**Items from an interface collection**
________

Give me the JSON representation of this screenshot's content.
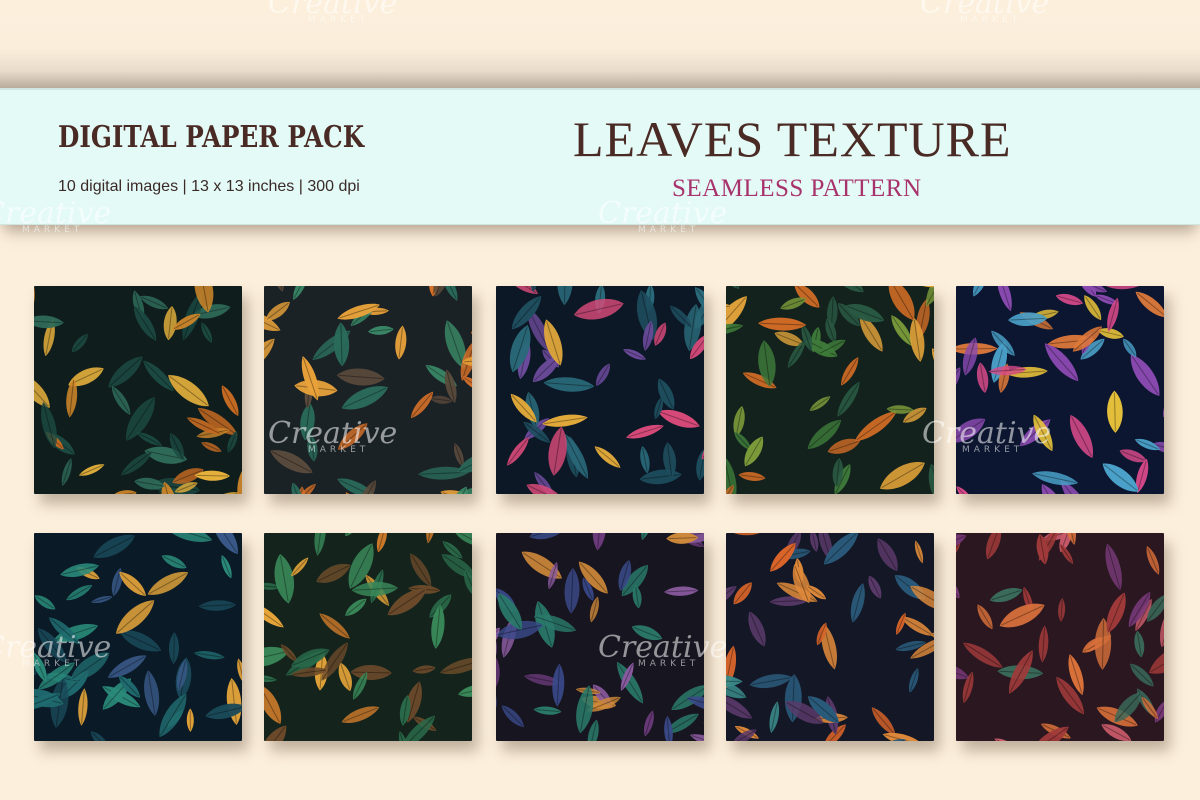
{
  "banner": {
    "left_title": "DIGITAL PAPER PACK",
    "left_subtitle": "10 digital images | 13 x 13 inches | 300 dpi",
    "right_title": "LEAVES TEXTURE",
    "right_subtitle": "SEAMLESS PATTERN"
  },
  "watermark": {
    "brand": "Creative",
    "sub": "MARKET"
  },
  "tiles": [
    {
      "name": "dark green orange leaves",
      "palette": [
        "#0f1d1c",
        "#2f6a58",
        "#d0882a",
        "#e7b23c",
        "#1c4a42",
        "#c46a22"
      ]
    },
    {
      "name": "orange green leaves",
      "palette": [
        "#1b2226",
        "#3a8a68",
        "#d9722a",
        "#e9a23a",
        "#5a4a3c",
        "#2a6a5a"
      ]
    },
    {
      "name": "navy colorful small leaves",
      "palette": [
        "#0c1826",
        "#1e4e5e",
        "#e0a83a",
        "#d84a7a",
        "#2a6a7a",
        "#6a4a9a"
      ]
    },
    {
      "name": "green orange cluster leaves",
      "palette": [
        "#13221c",
        "#3e7a3a",
        "#e0a23a",
        "#cf6b26",
        "#2a5a44",
        "#7a9a3a"
      ]
    },
    {
      "name": "navy multicolor sprigs",
      "palette": [
        "#0c1630",
        "#d84a8a",
        "#e8c23a",
        "#4aa0c8",
        "#8a4ab0",
        "#e07a3a"
      ]
    },
    {
      "name": "teal dark leaves",
      "palette": [
        "#0a1a26",
        "#1f6a6e",
        "#2a8a7a",
        "#e0a23a",
        "#3a5a8a",
        "#1a4a5a"
      ]
    },
    {
      "name": "golden green leaves",
      "palette": [
        "#14241c",
        "#3a8a5a",
        "#e8a63a",
        "#c8782a",
        "#2a6a4a",
        "#6a4a2a"
      ]
    },
    {
      "name": "purple blue dark leaves",
      "palette": [
        "#17151f",
        "#3a4a8a",
        "#6a3a7a",
        "#2a7a6a",
        "#8a5aa0",
        "#d08a3a"
      ]
    },
    {
      "name": "blue orange leaves",
      "palette": [
        "#141826",
        "#2a5a7a",
        "#e08a3a",
        "#3a8a8a",
        "#5a3a6a",
        "#d8642a"
      ]
    },
    {
      "name": "autumn purple red leaves",
      "palette": [
        "#2a1720",
        "#a03a3a",
        "#d8703a",
        "#7a3a7a",
        "#3a6a5a",
        "#c85a6a"
      ]
    }
  ]
}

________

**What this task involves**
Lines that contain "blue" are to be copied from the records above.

**Response for this exercise**
      "name": "purple blue dark leaves",
      "name": "blue orange leaves",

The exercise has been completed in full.